It’s no secret that the Sacramento Kings have fallen on hard times. There was a moment- May 8, 2003. That is the moment where the Kings went from title contenders to something different. As Chris Webber lay writhing on the floor, grasping at his knee, a door closed but nobody heard it. For the last half decade, the Kings have tried everything to remain relevant but Humpty no longer sat on the wall.
It happens. Maybe there was no one to blame, or maybe there was enough blame to go around the entire organization. Either way, Humpty had a great fall.
Webber never recovered. Divac retired (as a Laker to make it worse) and Brad Miller never quite turned into the Vlade Divac clone the Kings had hoped for. Stojakovic never took to leading. Bibby never played defense. Artest didn’t feed his dog. And then there was this whole MLE player phase- Shareef Abdur-Rahim, John Salmons, MIKKI MOORE!- followed by questionable MLE-type extensions to the Kings’ own players, Francisco Garcia and Beno Udrih. Rick Adelman left after posting a 395-229 record with 8 playoff appearances in 8 chances. Eric Musselman, Reggie Theus and Kenny Natt proved to be no Rick Adelman. Geoff Petrie, the consummate pro, seemed to bow to the whimsical Maloof brothers in both trade discussions and coaching choices. The Maloofs had only known success as owners of the Kings, not the failures of the previous ownership group. They had never seen something broken and unfortunately, hammers don’t help to fix a broken egg.

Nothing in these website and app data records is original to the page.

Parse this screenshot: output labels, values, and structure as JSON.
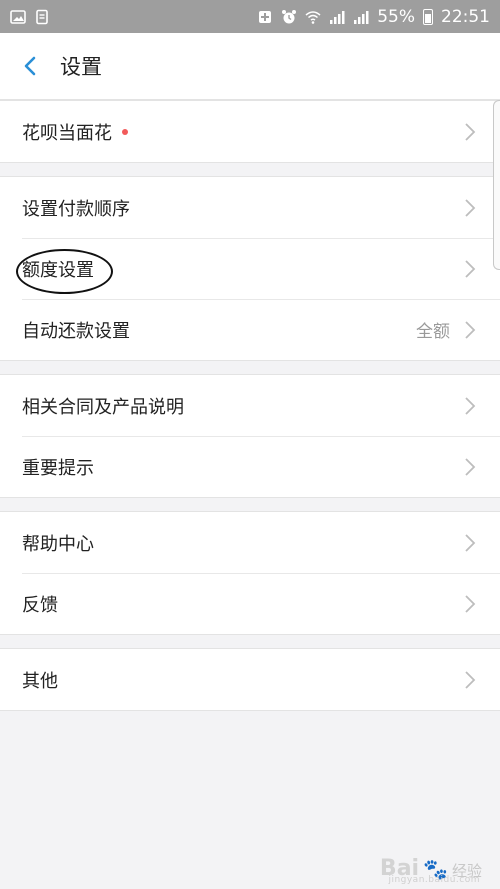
{
  "status_bar": {
    "battery_percent": "55%",
    "time": "22:51",
    "left_icons": [
      "image-icon",
      "document-icon"
    ],
    "right_icons": [
      "battery-saver-icon",
      "alarm-icon",
      "wifi-icon",
      "signal-icon",
      "signal-4g-icon"
    ]
  },
  "header": {
    "title": "设置"
  },
  "groups": [
    {
      "items": [
        {
          "label": "花呗当面花",
          "dot": true
        }
      ]
    },
    {
      "items": [
        {
          "label": "设置付款顺序"
        },
        {
          "label": "额度设置"
        },
        {
          "label": "自动还款设置",
          "value": "全额"
        }
      ]
    },
    {
      "items": [
        {
          "label": "相关合同及产品说明"
        },
        {
          "label": "重要提示"
        }
      ]
    },
    {
      "items": [
        {
          "label": "帮助中心"
        },
        {
          "label": "反馈"
        }
      ]
    },
    {
      "items": [
        {
          "label": "其他"
        }
      ]
    }
  ],
  "watermark": {
    "brand": "Bai",
    "brand_suffix": "经验",
    "url": "jingyan.baidu.com"
  },
  "colors": {
    "accent": "#2a8fd6",
    "status_bar": "#9e9e9e",
    "background": "#f3f3f5",
    "red_dot": "#f25a5a"
  }
}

Again, these things happen.
Now, here we stand, the broken pieces of Humpty lying in the Natomas flood plain. Except for the bloated (but manageable) contracts of Garcia and Udrih, the bad contracts are gone. The Kings currently sit some 15+ million under the salary cap (only a few hundred dollars more than cap leading Minnesota). Paul Westphal, a qualified, stable veteran coach, begins his second season with the team. A new group of players led by last season’s NBA Rookie of the Year, Tyreke Evans, begins anew with two goals: win and bring back the 5 or 6 thousand fans missing from the once ruckus and always full Arco Arena.
Over the next few weeks, while we await the beginning of training camp, The Purple Panjandrum will break down the 2010-11 Sacramento Kings roster player by player and try to answer this glaring question: How far away is this current rendition of the Kings from competing for one of the eight, highly competitive Western Conference playoff spots? Through this analysis, an opinion will be formed as to whether Geoff Petrie, Wayne Cooper, Jerry Reynolds, Joe and Gavin Maloof and the departed Jason Levien have done enough to turn around the fortunes of the Sacramento Kings.
Have these men collected enough pieces to put Humpty back together again?